The effects of casting position and bar shape on the lap length of plain bars in concrete

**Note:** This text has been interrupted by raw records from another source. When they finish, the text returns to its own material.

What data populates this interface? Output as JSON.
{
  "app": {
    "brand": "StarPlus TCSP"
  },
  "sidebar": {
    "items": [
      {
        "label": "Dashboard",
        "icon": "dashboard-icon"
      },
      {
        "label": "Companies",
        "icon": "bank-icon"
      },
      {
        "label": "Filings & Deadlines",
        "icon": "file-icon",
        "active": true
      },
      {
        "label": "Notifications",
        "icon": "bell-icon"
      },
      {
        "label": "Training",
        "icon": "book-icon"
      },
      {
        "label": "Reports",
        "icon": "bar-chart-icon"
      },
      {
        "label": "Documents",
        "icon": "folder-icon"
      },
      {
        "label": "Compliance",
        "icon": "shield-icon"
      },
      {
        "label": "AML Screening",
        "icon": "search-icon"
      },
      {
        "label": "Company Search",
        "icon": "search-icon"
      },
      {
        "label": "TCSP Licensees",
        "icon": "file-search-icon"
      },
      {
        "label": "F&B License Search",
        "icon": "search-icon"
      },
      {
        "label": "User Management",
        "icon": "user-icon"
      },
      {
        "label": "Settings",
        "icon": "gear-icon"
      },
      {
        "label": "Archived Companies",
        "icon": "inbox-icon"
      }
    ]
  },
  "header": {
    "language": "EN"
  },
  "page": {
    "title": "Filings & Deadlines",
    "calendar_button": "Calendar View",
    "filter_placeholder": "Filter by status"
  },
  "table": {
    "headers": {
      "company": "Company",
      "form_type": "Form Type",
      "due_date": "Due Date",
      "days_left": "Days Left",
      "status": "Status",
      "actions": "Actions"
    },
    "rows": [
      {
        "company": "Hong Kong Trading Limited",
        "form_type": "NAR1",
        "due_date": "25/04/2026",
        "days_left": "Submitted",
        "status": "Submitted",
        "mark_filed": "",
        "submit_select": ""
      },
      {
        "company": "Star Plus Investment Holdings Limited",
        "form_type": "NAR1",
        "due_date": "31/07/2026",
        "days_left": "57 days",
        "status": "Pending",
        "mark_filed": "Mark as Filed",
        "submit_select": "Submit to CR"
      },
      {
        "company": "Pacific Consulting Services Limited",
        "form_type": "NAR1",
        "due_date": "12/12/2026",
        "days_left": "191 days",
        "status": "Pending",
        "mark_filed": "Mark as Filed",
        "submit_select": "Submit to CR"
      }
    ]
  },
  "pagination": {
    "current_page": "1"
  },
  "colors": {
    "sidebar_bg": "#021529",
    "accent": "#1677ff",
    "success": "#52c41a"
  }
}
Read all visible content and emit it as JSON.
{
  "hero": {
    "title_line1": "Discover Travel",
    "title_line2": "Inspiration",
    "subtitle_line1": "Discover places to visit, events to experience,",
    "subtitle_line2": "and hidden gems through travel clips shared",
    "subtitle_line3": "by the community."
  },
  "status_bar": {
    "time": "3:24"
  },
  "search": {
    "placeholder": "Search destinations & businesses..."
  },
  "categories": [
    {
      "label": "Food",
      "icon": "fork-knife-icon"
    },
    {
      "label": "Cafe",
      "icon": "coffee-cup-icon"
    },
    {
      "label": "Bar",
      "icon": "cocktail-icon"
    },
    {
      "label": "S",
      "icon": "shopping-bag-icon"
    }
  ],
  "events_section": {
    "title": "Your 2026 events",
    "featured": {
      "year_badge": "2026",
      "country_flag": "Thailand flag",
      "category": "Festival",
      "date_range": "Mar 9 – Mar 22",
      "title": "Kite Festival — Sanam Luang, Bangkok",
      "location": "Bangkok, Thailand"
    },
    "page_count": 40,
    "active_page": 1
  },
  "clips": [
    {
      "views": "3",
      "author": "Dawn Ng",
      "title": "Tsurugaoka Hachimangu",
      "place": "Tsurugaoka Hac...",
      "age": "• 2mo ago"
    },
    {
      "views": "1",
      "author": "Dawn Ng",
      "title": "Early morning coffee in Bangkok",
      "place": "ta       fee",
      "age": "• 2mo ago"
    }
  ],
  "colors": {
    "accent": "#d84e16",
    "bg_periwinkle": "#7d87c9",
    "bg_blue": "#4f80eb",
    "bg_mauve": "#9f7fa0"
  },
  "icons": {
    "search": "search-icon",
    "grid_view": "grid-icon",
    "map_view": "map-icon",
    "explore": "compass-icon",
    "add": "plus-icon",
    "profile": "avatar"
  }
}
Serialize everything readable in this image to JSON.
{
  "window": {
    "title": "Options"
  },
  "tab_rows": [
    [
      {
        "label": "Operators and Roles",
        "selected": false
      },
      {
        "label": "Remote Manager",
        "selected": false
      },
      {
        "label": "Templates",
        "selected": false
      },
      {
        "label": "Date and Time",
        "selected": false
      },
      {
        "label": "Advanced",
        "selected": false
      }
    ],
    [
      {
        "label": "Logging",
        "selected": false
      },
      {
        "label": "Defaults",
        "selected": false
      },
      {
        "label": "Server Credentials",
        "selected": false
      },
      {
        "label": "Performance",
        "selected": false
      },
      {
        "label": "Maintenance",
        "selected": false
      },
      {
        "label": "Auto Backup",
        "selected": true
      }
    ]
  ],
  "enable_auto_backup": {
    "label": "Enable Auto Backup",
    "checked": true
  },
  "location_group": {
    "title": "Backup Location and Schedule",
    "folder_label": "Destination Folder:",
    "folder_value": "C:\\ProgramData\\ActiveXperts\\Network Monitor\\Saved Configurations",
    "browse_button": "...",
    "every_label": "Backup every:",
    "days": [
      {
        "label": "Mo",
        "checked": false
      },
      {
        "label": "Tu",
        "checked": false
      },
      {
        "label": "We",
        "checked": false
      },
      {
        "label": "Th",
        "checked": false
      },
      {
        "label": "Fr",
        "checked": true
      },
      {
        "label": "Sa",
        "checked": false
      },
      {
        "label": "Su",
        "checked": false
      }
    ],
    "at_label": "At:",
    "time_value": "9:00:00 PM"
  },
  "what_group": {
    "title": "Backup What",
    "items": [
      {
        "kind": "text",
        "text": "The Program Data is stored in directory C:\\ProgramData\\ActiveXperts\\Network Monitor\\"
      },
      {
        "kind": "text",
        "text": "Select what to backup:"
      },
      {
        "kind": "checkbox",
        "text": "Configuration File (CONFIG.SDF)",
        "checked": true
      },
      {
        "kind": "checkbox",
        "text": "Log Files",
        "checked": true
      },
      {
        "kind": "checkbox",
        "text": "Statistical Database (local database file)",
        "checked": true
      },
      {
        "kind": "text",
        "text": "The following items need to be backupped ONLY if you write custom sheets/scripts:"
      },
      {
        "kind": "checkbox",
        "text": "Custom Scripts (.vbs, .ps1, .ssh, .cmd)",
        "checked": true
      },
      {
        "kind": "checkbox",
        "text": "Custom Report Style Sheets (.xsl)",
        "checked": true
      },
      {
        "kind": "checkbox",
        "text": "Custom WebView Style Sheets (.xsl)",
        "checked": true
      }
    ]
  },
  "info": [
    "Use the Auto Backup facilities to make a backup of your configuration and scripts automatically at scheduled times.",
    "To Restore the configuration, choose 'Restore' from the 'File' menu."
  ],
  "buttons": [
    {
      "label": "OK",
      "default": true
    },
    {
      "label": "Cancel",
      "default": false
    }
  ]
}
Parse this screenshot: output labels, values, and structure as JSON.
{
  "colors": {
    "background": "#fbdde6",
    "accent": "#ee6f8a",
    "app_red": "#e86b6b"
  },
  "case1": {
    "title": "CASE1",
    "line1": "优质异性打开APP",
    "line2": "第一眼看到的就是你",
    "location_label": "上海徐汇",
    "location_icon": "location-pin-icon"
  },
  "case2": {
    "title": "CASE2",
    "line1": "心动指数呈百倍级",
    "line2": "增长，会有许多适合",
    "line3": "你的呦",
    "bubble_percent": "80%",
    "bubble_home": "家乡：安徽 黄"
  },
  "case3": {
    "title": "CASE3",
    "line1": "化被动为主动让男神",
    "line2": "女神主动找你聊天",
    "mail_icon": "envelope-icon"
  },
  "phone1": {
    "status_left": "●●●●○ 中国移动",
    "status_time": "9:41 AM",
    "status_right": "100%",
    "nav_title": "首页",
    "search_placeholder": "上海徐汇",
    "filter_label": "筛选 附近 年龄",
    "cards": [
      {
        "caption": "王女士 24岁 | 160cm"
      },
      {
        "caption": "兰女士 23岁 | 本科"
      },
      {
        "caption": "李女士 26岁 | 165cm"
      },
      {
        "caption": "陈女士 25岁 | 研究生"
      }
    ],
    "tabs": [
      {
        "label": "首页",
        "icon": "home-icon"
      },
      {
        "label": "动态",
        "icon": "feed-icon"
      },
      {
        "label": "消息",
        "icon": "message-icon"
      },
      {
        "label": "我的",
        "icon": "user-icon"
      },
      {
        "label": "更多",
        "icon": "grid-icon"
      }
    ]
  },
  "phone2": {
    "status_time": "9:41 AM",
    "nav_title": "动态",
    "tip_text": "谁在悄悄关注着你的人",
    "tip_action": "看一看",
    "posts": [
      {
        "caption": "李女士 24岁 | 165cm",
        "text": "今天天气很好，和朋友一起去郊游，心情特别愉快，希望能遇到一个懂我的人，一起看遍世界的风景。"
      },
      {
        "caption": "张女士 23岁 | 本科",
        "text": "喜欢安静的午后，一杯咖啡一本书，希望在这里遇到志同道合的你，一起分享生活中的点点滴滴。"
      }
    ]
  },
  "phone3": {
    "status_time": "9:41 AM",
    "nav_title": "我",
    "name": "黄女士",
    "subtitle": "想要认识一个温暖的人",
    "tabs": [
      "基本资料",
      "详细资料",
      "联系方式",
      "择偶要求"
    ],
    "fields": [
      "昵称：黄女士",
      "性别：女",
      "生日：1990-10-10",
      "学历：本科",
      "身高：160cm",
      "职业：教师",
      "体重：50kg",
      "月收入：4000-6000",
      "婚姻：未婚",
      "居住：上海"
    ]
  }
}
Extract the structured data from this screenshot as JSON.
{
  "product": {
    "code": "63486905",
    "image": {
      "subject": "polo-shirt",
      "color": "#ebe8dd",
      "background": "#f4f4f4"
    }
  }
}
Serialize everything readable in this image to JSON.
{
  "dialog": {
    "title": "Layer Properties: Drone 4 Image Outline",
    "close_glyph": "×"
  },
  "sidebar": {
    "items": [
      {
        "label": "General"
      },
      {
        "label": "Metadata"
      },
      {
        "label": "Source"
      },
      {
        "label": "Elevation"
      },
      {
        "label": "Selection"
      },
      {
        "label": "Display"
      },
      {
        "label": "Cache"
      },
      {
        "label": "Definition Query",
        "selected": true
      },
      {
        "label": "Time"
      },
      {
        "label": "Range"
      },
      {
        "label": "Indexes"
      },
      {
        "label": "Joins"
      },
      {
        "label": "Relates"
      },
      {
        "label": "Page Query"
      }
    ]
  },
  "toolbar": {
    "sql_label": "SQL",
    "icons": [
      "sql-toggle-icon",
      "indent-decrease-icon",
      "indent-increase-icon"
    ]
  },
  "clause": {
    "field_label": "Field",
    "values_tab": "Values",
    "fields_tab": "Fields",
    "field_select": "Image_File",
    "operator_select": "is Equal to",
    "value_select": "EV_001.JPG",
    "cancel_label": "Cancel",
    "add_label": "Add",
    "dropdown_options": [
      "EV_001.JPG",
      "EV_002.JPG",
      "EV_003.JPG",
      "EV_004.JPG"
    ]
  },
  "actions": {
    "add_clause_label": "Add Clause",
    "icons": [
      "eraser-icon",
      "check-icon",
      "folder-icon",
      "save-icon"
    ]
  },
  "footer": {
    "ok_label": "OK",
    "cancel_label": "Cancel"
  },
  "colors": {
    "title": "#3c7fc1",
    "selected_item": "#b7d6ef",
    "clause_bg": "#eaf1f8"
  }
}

Eighteen splice specimens were tested under four-point loading as part of a larger experimental investigation to study the behaviour of lap spliced plain steel bars in reinforced concrete specimens. Three of the specimens were instrumented with strain gauges adhered to the reinforcement and the concrete side face. Three lap splice lengths, two bar sizes for square bars, and one bar size for round bars were investigated. The principal reinforcement was either cast in the bottom or top position. The results of maximum loads, crack patterns, load versus deflection behaviour, and deflected profiles are presented for all specimens. The analysis of specimens with strain gauge instrumentation is also presented, and includes results of strain compatibility, bond stress distribution, and flexural section analysis. All specimens failed by bond, caused by a sudden pullout of the reinforcement within the splice region. An equivalent round diameter based upon the cross-section area of the square bars allowed for a single predictive equation between the maximum normalized load as a function of splice length, casting position and bar size. A top cast factor of 0.4 and 0.6 captures the reduction in the maximum normalized load for specimens cast with round and square bars, respectively, in the top position. The CEB-FIP Model Code (1993) predictive equations are reasonably conservative in capturing the behaviour of specimens reinforced with round bars cast in the bottom position, and square bars with side dimension of 25 mm cast in the bottom position. However, the CEB-FIP Model Code (1993) predictive equation is unconservative when predicting the behaviour of specimens reinforced with either square or round bars cast in the top position. On the other hand, the draft CEB-FIP Model Code (2010) provisions showed an overly conservative prediction for all specimens reinforced with either round or square bars cast in the top or bottom position. Instrumented specimens showed that strain compatibility between the longitudinal reinforcement and the surrounding concrete did not exist for much of the loading range due to bond loss. The evaluation of the neutral axis location within the shear span showed that shear is first transferred by beam action, followed by arch action. The use of three strain gauges adhered to the concrete side face provided flexural moments similar to that predicted theoretically.
DegreeMaster of Science (M.Sc.)
DepartmentCivil and Geological Engineering
CommitteeSparling, Bruce; Boulfiza, Moh
Copyright DateMarch 2013
bar casting position